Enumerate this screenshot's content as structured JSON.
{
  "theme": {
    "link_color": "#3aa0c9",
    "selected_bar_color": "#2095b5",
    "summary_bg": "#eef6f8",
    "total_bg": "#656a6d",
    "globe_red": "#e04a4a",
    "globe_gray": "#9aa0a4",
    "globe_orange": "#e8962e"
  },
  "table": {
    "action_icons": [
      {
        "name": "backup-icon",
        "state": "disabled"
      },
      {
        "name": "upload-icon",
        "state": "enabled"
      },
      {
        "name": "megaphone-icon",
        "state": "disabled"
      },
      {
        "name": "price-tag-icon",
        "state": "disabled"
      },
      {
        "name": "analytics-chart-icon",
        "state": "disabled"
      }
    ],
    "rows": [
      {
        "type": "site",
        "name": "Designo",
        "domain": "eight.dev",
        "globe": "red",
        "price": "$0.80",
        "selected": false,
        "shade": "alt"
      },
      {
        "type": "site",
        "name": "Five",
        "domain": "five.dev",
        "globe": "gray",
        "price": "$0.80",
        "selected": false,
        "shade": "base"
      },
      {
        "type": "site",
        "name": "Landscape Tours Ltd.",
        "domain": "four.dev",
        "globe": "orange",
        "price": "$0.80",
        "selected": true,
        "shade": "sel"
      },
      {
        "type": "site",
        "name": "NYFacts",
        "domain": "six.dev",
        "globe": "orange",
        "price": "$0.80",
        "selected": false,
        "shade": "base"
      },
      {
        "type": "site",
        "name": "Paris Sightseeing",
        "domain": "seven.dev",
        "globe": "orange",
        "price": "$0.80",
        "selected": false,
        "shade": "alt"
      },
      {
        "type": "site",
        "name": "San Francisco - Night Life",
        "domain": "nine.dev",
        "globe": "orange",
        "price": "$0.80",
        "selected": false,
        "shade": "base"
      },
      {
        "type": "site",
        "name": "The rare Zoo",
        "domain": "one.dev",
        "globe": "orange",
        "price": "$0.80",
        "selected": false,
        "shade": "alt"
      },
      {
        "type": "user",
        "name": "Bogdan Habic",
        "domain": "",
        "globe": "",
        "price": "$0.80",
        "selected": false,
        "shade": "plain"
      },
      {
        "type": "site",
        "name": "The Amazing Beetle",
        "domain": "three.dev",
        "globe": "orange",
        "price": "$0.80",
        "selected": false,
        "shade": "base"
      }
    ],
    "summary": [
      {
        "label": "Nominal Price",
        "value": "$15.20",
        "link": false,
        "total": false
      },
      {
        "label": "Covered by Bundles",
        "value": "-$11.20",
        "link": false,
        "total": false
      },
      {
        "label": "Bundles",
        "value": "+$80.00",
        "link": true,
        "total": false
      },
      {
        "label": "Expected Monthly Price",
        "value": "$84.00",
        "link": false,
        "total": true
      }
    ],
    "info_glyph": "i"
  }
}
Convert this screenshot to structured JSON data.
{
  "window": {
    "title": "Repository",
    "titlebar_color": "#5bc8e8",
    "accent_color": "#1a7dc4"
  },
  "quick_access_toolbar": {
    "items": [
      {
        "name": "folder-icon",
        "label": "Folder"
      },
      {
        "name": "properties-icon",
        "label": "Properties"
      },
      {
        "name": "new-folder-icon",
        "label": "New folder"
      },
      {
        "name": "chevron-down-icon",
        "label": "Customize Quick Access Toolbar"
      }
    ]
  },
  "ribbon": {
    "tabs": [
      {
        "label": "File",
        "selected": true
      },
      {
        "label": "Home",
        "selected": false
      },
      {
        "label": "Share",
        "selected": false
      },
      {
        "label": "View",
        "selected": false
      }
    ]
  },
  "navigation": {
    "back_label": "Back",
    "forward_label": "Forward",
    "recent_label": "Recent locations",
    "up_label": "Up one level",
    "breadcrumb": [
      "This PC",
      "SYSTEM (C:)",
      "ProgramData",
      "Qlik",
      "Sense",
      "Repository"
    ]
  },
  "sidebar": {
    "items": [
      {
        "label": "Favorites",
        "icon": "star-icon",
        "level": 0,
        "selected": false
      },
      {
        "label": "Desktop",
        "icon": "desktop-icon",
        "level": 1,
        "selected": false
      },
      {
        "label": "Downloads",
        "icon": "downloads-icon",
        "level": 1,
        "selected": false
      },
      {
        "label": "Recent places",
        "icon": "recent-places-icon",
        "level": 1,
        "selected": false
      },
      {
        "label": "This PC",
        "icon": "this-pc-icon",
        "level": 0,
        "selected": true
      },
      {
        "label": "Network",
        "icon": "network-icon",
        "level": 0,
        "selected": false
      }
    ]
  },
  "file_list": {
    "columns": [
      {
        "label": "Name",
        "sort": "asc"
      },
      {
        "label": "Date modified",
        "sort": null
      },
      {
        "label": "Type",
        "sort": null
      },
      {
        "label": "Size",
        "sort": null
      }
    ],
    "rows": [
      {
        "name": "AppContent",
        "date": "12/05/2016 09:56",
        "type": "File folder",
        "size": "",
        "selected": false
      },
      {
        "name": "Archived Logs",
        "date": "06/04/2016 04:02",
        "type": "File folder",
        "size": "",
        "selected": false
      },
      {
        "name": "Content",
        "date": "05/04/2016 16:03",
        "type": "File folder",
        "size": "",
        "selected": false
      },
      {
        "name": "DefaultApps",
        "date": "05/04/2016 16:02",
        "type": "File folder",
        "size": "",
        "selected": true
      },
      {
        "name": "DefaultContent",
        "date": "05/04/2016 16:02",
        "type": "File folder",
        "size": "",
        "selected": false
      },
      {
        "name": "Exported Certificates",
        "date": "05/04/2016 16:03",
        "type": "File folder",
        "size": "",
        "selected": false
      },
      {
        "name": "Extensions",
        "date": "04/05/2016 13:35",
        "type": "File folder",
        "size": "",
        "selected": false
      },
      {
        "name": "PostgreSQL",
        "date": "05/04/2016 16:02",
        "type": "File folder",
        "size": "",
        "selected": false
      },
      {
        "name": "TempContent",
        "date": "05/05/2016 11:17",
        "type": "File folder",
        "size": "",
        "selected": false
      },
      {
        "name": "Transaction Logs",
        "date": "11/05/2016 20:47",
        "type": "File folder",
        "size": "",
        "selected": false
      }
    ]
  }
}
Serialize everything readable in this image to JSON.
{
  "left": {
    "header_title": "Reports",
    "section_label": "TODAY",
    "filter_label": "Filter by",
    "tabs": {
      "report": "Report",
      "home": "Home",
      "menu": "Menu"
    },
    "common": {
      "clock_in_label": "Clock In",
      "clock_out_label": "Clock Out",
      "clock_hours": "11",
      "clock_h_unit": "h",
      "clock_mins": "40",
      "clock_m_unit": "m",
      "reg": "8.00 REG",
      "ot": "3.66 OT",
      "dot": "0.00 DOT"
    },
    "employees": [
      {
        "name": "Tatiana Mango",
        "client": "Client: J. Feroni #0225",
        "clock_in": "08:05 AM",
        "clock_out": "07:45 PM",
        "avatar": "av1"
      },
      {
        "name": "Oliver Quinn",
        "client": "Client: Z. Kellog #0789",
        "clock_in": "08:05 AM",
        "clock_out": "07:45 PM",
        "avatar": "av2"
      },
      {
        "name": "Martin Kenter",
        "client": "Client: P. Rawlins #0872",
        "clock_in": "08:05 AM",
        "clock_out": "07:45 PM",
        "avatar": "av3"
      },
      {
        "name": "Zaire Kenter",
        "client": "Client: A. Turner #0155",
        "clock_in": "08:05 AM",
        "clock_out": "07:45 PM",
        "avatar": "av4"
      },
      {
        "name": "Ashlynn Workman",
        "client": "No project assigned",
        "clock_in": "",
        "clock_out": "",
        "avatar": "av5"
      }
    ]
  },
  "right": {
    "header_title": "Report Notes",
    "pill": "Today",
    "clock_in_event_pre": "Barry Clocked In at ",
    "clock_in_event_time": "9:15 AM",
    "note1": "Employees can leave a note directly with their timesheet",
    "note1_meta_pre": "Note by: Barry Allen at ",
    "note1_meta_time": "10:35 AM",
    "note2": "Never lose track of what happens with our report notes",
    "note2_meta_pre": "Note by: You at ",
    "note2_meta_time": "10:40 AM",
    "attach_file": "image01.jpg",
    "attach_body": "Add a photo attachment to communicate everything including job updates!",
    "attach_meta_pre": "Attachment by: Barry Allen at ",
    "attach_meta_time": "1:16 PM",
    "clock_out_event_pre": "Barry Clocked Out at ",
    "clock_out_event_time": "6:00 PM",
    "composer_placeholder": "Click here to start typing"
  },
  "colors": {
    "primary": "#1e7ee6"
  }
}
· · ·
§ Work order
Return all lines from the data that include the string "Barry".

§ Task result
    "clock_in_event_pre": "Barry Clocked In at ",
    "note1_meta_pre": "Note by: Barry Allen at ",
    "attach_meta_pre": "Attachment by: Barry Allen at ",
    "clock_out_event_pre": "Barry Clocked Out at ",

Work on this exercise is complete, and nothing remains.